## WORK INSTRUCTION
Which lines run from the one containing "Output a JSON" through the last line of the records? Copy them exactly, leaving pictures out.

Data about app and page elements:
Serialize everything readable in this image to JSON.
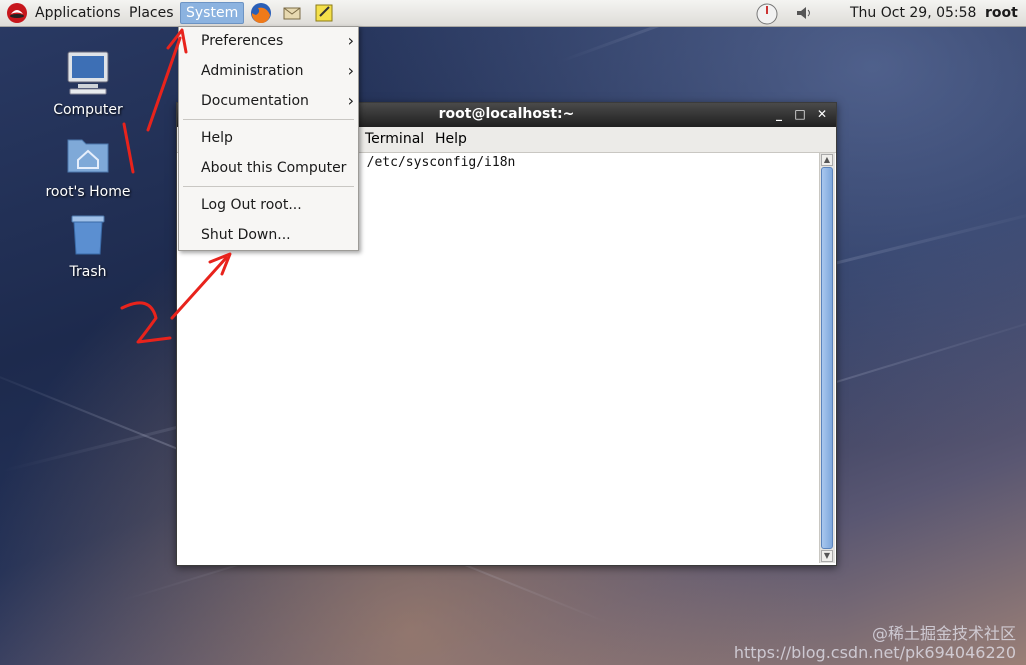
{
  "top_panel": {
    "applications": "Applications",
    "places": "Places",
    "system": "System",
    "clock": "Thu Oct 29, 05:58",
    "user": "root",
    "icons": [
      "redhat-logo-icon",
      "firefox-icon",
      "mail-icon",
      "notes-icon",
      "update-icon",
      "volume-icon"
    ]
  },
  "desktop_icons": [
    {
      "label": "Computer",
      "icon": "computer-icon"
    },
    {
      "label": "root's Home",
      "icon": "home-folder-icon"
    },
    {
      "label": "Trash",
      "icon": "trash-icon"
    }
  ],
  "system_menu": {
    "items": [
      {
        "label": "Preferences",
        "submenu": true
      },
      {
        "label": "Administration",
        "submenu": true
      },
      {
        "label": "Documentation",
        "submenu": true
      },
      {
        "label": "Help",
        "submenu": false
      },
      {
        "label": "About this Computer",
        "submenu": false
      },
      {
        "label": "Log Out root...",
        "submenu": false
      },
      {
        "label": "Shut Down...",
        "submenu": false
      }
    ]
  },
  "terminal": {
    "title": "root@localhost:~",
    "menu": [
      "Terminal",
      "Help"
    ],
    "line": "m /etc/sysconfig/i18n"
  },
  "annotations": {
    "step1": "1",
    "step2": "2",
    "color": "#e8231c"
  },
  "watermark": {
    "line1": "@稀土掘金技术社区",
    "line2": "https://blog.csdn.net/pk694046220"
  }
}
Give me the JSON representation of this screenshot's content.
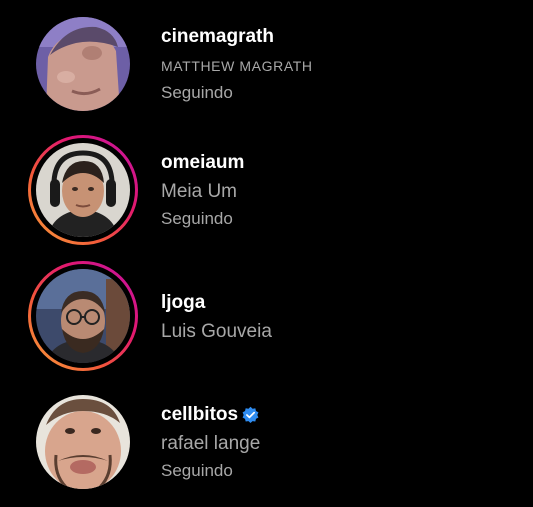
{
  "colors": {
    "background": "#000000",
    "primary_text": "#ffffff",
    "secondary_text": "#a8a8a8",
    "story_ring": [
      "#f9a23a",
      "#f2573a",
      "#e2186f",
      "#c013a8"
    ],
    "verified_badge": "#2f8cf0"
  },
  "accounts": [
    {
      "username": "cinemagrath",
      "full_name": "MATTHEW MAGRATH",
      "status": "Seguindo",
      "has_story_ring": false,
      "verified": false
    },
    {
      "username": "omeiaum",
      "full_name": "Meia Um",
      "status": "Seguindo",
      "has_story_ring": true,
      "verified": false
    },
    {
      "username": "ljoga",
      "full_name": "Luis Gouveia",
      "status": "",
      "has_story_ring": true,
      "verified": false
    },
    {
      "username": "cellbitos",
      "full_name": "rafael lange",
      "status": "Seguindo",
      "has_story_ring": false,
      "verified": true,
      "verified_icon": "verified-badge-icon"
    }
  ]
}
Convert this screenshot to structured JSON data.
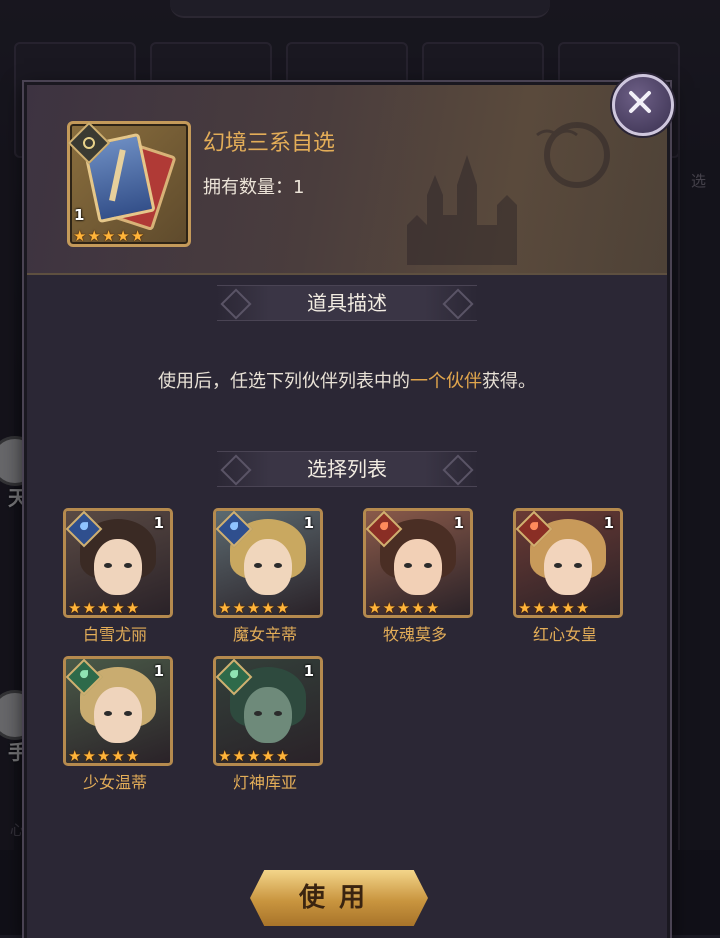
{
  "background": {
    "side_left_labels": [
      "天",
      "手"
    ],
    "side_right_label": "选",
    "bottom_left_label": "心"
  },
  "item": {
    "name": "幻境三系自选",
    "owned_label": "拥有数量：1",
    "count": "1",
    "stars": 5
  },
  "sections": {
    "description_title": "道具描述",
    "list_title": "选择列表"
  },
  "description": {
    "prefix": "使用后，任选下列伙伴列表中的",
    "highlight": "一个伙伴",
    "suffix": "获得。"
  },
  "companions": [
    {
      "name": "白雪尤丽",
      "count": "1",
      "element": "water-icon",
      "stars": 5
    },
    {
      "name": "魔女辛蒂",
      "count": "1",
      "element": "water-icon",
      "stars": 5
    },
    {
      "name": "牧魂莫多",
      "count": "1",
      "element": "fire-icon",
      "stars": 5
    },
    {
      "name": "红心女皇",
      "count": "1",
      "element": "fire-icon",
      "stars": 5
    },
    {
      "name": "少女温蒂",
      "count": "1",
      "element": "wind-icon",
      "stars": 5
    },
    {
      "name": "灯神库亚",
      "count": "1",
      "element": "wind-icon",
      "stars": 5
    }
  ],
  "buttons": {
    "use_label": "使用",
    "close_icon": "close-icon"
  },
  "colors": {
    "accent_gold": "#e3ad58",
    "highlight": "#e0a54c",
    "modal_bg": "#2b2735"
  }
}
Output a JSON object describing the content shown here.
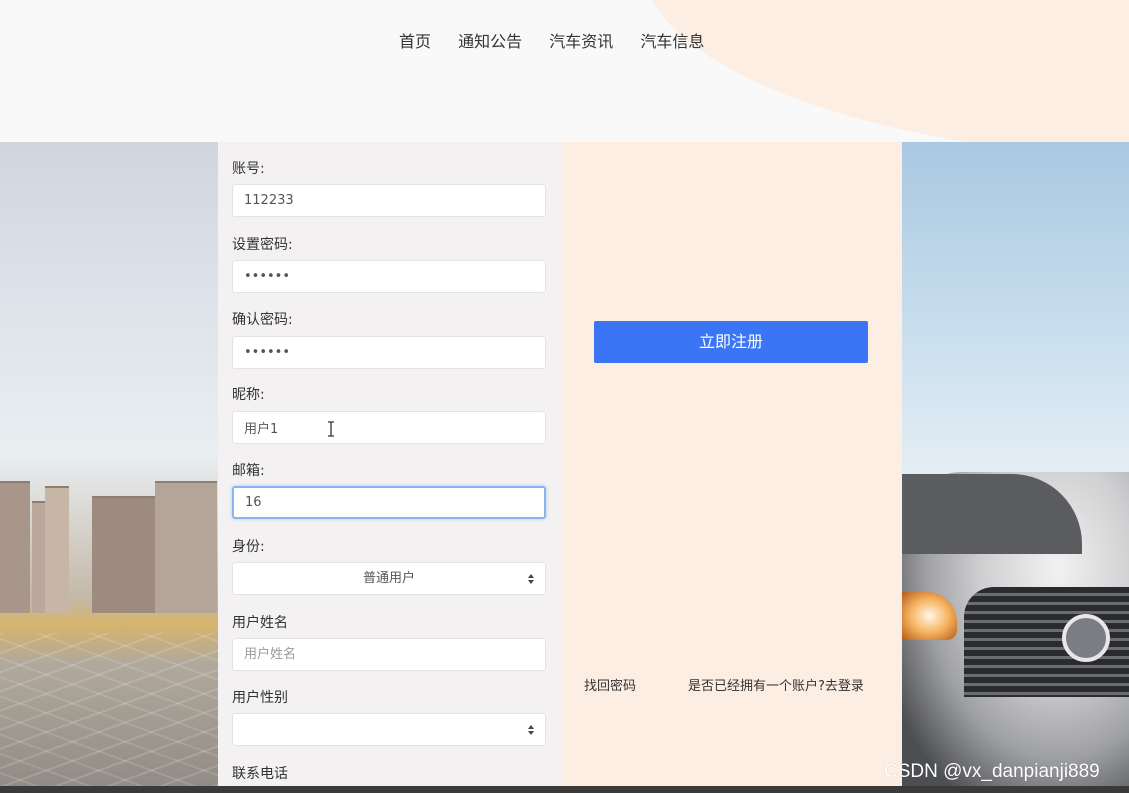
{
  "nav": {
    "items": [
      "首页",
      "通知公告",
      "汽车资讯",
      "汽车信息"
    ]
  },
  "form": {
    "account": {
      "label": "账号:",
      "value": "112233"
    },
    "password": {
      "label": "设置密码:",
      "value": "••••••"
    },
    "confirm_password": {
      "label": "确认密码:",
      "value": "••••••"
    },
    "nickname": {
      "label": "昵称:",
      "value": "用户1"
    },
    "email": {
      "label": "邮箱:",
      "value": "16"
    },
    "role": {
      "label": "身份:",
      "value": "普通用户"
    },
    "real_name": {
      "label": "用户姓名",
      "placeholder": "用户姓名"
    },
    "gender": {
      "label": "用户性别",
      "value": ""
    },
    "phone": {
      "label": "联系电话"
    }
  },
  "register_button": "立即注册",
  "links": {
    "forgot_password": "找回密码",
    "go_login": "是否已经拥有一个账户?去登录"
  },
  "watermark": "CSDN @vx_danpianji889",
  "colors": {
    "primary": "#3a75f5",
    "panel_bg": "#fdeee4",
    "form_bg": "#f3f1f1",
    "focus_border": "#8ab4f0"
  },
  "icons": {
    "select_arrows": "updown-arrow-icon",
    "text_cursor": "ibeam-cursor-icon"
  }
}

## RESULT FOR THIS TASK
Output a JSON object describing the content shown here.
{
  "nav": {
    "items": [
      "首页",
      "通知公告",
      "汽车资讯",
      "汽车信息"
    ]
  },
  "form": {
    "account": {
      "label": "账号:",
      "value": "112233"
    },
    "password": {
      "label": "设置密码:",
      "value": "••••••"
    },
    "confirm_password": {
      "label": "确认密码:",
      "value": "••••••"
    },
    "nickname": {
      "label": "昵称:",
      "value": "用户1"
    },
    "email": {
      "label": "邮箱:",
      "value": "16"
    },
    "role": {
      "label": "身份:",
      "value": "普通用户"
    },
    "real_name": {
      "label": "用户姓名",
      "placeholder": "用户姓名"
    },
    "gender": {
      "label": "用户性别",
      "value": ""
    },
    "phone": {
      "label": "联系电话"
    }
  },
  "register_button": "立即注册",
  "links": {
    "forgot_password": "找回密码",
    "go_login": "是否已经拥有一个账户?去登录"
  },
  "watermark": "CSDN @vx_danpianji889",
  "colors": {
    "primary": "#3a75f5",
    "panel_bg": "#fdeee4",
    "form_bg": "#f3f1f1",
    "focus_border": "#8ab4f0"
  },
  "icons": {
    "select_arrows": "updown-arrow-icon",
    "text_cursor": "ibeam-cursor-icon"
  }
}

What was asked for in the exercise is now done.